My third Broadway Bares, directed by Josh Rhodes and assistant director Lee Wilkins and produced by Jerry Mitchell with a Monopoly theme, was the best yet even if the star power was not as jaw-dropping as one might expect for a 20th anniversary show—no matter, because who the fuck cares about Missy Tony Winner when you've got a stage filled with the country's best, brightest and nakedest Broadway dancers? The night was like one big no-handed edging session. I'm not sure if the experience is untoppable, but if it isn't, it's definitely a power bottom in sequins.
Shiny, happy people
Jason and I (pictured, above) showed up at 10:35 last night to line up for the midnight show, only to find the line snaking out of Roseland and about three-quarters of the way to 53rd already.
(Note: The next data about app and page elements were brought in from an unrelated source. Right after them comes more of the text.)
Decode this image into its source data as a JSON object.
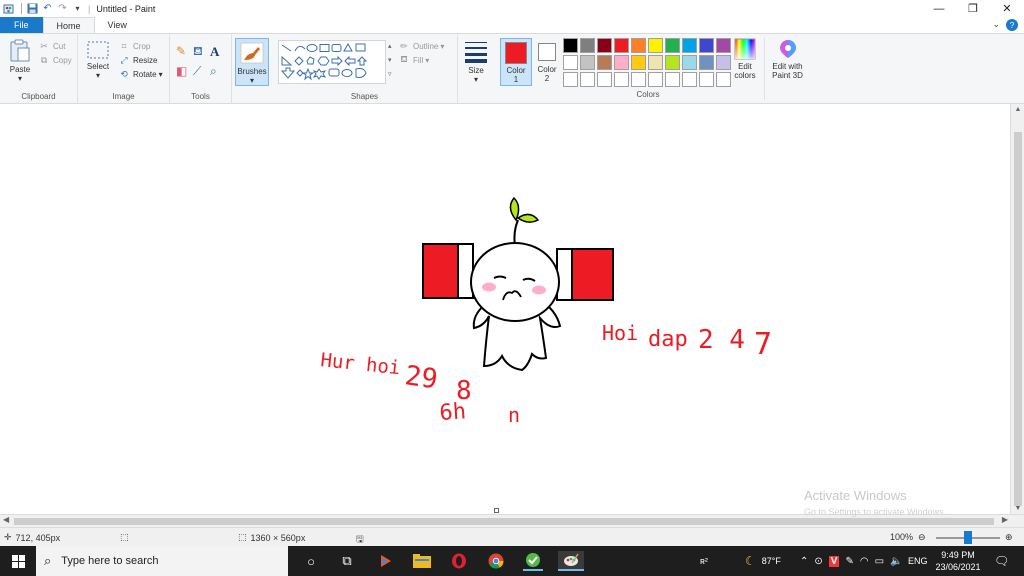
{
  "titlebar": {
    "title": "Untitled - Paint",
    "qat_divider": "|",
    "qat_dropdown": "▾"
  },
  "ribbon": {
    "tabs": {
      "file": "File",
      "home": "Home",
      "view": "View"
    },
    "clipboard": {
      "paste": "Paste",
      "cut": "Cut",
      "copy": "Copy",
      "label": "Clipboard"
    },
    "image": {
      "select": "Select",
      "crop": "Crop",
      "resize": "Resize",
      "rotate": "Rotate",
      "label": "Image"
    },
    "tools": {
      "label": "Tools",
      "text_tool": "A"
    },
    "brushes": {
      "label": "Brushes"
    },
    "shapes": {
      "outline": "Outline",
      "fill": "Fill",
      "label": "Shapes"
    },
    "size": {
      "label": "Size"
    },
    "color1": {
      "label": "Color",
      "num": "1"
    },
    "color2": {
      "label": "Color",
      "num": "2"
    },
    "colors": {
      "label": "Colors",
      "row1": [
        "#000000",
        "#7f7f7f",
        "#880015",
        "#ed1c24",
        "#ff7f27",
        "#fff200",
        "#22b14c",
        "#00a2e8",
        "#3f48cc",
        "#a349a4"
      ],
      "row2": [
        "#ffffff",
        "#c3c3c3",
        "#b97a57",
        "#ffaec9",
        "#ffc90e",
        "#efe4b0",
        "#b5e61d",
        "#99d9ea",
        "#7092be",
        "#c8bfe7"
      ],
      "row3": [
        "#ffffff",
        "#ffffff",
        "#ffffff",
        "#ffffff",
        "#ffffff",
        "#ffffff",
        "#ffffff",
        "#ffffff",
        "#ffffff",
        "#ffffff"
      ]
    },
    "edit_colors": {
      "line1": "Edit",
      "line2": "colors"
    },
    "paint3d": {
      "line1": "Edit with",
      "line2": "Paint 3D"
    }
  },
  "canvas": {
    "text_left_1": "Hur hoi",
    "text_left_2": "29",
    "text_left_3": "8",
    "text_left_4": "6h",
    "text_left_5": "n",
    "text_right_1": "Hoi",
    "text_right_2": "dap",
    "text_right_3": "2 4",
    "text_right_4": "7",
    "stroke_color": "#ed1c24"
  },
  "watermark": {
    "line1": "Activate Windows",
    "line2": "Go to Settings to activate Windows."
  },
  "status": {
    "cursor_pos": "712, 405px",
    "canvas_size": "1360 × 560px",
    "zoom": "100%"
  },
  "taskbar": {
    "search_placeholder": "Type here to search",
    "temperature": "87°F",
    "language": "ENG",
    "time": "9:49 PM",
    "date": "23/06/2021",
    "keyboard_indicator": "ʀ²"
  },
  "colors": {
    "accent": "#1979ca",
    "primary_color": "#ed1c24",
    "secondary_color": "#ffffff"
  }
}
It was already a gay-list day—not only did I spot both Leslie Jordan and Paolo Andino on Ninth Avenue, but I got all blogged down by brunching with Kenneth from Kenneth in the (212) and running into Jesse Archer, Joe Jervis (pictured), Jared Eng and Andy Towle at BB. See, not all bloggers spend their lives in the pajamas...though I'm in mine as I type this. Hmmm.
The lovely AJ Thorpe ushered us in
They let us in around 11:30, whereupon we made a beeline for the middle, settling on the inside edge of stage right. It was packed and quite warm (a 90-degree day had preceded) but not too bad. I feel terrible for the cute guy adhered to me from the front (I felt bad, but he felt good) because my camera must have poked him 200 times later on. I saw some of the usual pervs—myself included—many of whom pop up in my videos from previous years.
The show started 20 minutes late, but it unfolded at whiplash pace. Dapper Euan Morton (so brilliant eons ago in Taboo) kicked off the opening number "The Best Game in Town" in a top hat and tails a good little monopolist, introducing us to the lovely ladies who stood in for the iconic game pieces. Each and every one was described in sexually suggestive ways, even the wheelbarrow—you can guess what she's capable of carrying away.
No, THIS is the best game in town
There she is, Miss...Vanessa L. Williams
The show's biggest star opened the whole thing
With no build-up, he introduced the biggest stars of the night, the resurging Vanessa Williams (don't even dream that she would be dumb enough to get naked again) and everybody's favorite Christian Broadway bombshell Kristin Chenoweth. The ladies were on point and suitably glam, sporting nice gams.
Josh's entrance (the other one is available to view here.)
Joshua Buscher, a West Side Story dancer in possession of (this must be official somewhere?) the greatest white behind on the Great White Way was someone I picked out last year as a dazzler; this year, he starred in a show-stopping number called "The Bank" set to Lady GaGa's "Money Honey" (OMG, or was he copying Madonna???) that culminated with him dancing totally nude while basically wearing two male peers. It was a well-tailored fit.
Josh puts it allll behind him
If you want all the minutiae about what the ladies accomplished this year, you might need to search for a Girl Culture blog; I love women, but I was so boycrazy I fear I will not do justice to the female-driven numbers. I do know that soon after a rowdy lipstick-lezzie lingerie number called "Connecticut Avenue", a talented, black-bustiered female Alysha Umphress crooned Journey's "When the Lights Go Down in the City" so well that I do hope someone went down on her after the show.